Website and app data records
################

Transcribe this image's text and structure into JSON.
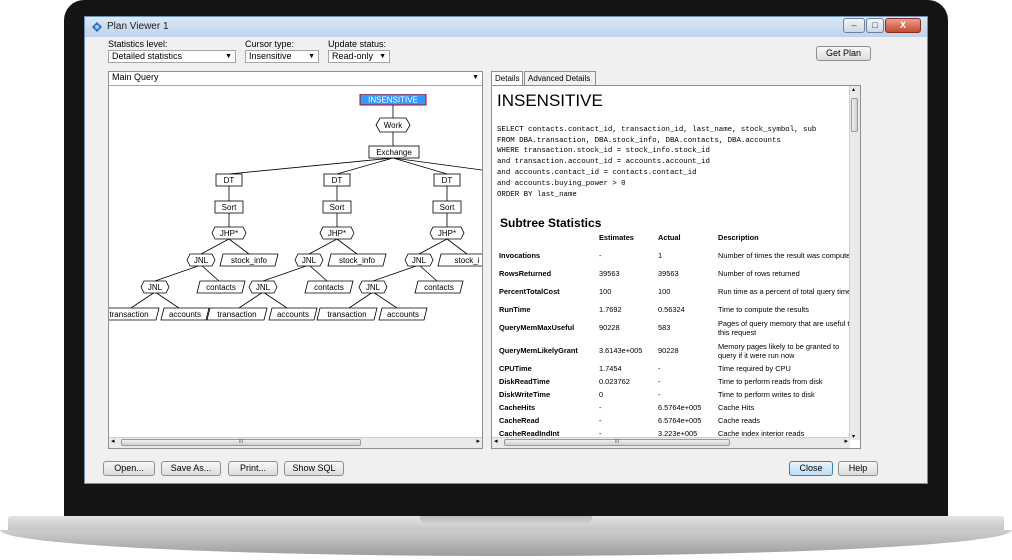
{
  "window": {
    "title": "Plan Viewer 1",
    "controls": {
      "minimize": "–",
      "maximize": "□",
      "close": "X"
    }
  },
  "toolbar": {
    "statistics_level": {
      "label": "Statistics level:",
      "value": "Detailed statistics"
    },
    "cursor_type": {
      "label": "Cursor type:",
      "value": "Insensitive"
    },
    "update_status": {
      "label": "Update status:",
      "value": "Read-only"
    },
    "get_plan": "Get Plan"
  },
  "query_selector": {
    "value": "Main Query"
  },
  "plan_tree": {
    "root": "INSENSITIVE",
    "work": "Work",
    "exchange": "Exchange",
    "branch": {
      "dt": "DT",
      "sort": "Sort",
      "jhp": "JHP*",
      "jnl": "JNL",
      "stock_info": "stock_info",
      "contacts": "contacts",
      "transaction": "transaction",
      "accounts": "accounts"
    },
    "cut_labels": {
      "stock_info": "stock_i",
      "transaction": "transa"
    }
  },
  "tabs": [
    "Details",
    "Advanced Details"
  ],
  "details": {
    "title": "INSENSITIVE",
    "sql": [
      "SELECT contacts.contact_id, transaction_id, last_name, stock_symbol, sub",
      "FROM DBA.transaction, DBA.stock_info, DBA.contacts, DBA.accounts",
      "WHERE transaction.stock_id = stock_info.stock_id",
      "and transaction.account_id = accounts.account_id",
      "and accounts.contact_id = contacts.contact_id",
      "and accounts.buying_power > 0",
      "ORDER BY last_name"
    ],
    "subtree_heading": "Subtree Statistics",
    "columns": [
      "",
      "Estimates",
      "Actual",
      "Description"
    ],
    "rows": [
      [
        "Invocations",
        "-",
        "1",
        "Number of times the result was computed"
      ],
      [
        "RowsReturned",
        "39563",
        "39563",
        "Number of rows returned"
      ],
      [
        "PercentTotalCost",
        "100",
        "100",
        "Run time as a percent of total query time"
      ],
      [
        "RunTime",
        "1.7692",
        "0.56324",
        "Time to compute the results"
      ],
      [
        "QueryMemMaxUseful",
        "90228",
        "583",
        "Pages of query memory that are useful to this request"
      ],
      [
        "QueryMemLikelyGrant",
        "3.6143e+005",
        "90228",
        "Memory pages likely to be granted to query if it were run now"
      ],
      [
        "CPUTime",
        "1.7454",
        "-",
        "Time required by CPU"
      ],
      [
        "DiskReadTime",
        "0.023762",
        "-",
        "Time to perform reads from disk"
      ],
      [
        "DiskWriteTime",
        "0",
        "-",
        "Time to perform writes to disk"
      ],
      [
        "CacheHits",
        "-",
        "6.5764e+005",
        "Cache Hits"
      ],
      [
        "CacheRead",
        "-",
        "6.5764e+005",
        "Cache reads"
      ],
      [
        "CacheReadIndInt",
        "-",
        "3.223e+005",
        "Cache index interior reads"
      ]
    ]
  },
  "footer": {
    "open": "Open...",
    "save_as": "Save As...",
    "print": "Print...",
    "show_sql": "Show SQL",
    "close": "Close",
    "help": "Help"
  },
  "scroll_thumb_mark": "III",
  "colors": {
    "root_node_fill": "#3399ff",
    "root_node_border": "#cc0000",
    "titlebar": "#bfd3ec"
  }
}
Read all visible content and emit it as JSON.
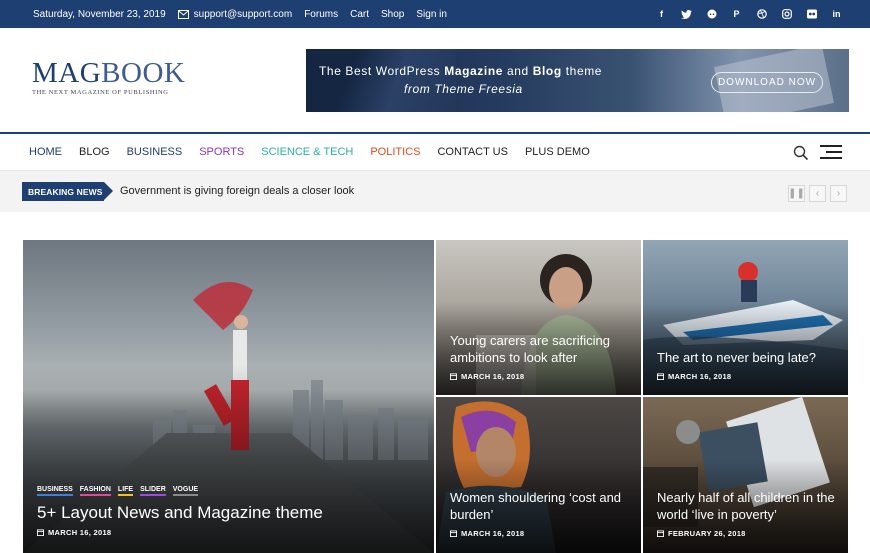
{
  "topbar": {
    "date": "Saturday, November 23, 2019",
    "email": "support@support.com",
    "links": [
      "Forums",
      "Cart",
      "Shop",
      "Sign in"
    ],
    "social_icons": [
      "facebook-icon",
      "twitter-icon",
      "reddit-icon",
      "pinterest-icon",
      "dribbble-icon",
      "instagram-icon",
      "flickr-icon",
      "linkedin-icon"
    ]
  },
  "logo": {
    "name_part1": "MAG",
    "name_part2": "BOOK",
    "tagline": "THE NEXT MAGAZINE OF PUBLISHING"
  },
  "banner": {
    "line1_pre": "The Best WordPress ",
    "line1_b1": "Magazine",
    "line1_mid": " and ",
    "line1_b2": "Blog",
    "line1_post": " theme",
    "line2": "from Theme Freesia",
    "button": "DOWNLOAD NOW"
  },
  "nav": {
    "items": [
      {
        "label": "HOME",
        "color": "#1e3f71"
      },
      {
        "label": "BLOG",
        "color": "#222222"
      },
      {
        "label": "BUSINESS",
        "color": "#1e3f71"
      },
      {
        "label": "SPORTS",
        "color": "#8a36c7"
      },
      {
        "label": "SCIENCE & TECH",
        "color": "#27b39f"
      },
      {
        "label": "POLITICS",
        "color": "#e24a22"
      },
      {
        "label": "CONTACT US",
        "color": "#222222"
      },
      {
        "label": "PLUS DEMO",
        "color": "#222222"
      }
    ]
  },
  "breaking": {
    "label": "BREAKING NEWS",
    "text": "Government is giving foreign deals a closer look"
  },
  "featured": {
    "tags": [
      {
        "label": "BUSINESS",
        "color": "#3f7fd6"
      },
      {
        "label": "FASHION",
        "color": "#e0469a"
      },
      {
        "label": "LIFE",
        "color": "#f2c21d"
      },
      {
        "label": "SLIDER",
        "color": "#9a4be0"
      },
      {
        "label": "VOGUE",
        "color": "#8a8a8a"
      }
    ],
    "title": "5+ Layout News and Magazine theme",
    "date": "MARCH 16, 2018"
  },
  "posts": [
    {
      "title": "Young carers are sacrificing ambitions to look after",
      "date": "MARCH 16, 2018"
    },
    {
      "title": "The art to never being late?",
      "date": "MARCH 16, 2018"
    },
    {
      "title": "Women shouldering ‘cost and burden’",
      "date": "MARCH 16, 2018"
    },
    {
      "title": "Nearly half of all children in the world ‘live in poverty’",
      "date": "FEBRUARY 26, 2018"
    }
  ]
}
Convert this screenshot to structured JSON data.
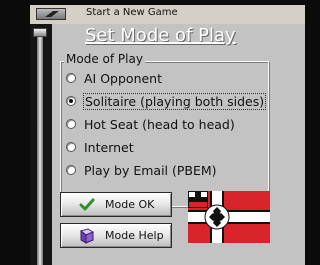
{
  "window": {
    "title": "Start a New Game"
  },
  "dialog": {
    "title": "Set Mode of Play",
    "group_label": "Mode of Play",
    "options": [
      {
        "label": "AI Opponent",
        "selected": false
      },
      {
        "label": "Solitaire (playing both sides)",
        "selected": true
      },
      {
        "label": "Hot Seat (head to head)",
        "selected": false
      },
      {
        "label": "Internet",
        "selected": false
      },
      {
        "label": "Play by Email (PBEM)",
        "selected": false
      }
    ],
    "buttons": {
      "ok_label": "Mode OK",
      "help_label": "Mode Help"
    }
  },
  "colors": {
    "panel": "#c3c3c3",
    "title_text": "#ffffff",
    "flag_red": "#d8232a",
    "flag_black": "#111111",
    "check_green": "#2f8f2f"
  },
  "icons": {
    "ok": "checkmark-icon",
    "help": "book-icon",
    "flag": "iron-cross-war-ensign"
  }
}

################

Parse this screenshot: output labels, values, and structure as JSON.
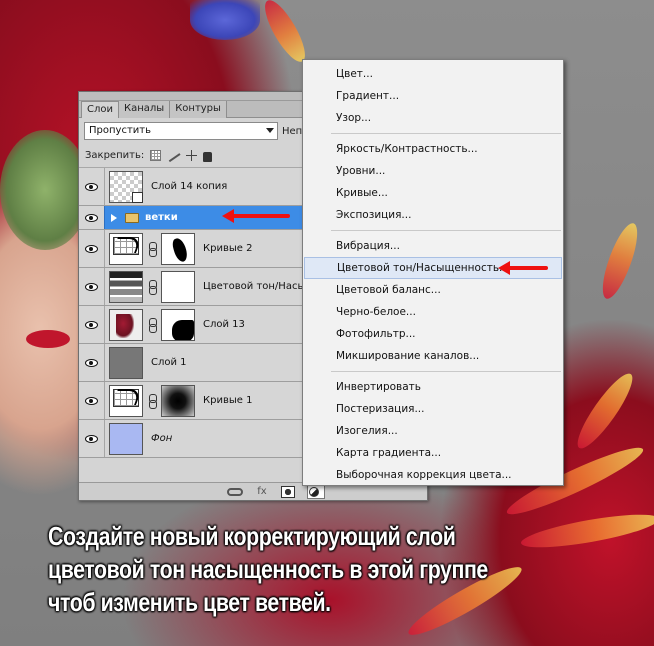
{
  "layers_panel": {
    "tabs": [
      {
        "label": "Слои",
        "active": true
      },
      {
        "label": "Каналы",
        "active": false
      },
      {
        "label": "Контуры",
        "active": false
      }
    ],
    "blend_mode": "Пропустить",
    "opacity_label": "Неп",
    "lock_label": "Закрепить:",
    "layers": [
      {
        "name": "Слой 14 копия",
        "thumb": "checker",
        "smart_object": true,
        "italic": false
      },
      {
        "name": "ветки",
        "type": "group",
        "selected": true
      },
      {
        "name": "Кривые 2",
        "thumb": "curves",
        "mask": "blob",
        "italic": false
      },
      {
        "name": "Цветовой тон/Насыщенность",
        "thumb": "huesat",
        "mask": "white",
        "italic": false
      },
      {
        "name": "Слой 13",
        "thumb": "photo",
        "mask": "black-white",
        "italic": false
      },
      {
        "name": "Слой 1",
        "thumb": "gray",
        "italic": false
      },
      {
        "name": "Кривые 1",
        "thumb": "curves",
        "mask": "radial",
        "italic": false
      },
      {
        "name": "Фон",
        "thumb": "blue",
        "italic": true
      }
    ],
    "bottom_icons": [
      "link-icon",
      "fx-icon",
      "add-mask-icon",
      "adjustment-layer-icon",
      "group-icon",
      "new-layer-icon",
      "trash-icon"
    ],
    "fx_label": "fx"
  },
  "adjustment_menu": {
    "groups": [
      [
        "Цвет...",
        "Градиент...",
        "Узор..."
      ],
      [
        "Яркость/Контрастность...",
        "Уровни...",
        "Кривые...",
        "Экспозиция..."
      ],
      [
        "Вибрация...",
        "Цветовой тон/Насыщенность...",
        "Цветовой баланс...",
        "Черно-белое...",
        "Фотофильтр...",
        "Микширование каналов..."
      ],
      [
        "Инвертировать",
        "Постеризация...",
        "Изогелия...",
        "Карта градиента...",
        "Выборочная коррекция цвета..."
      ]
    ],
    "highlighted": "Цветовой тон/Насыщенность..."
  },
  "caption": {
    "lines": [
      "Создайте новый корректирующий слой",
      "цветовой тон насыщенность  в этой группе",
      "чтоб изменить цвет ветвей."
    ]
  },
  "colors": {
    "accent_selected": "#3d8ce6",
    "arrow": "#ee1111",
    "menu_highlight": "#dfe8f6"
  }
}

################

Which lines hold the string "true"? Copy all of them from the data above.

# Response area:
        "selected": true
        "active": true
        "smart_object": true,
        "selected": true
        "italic": true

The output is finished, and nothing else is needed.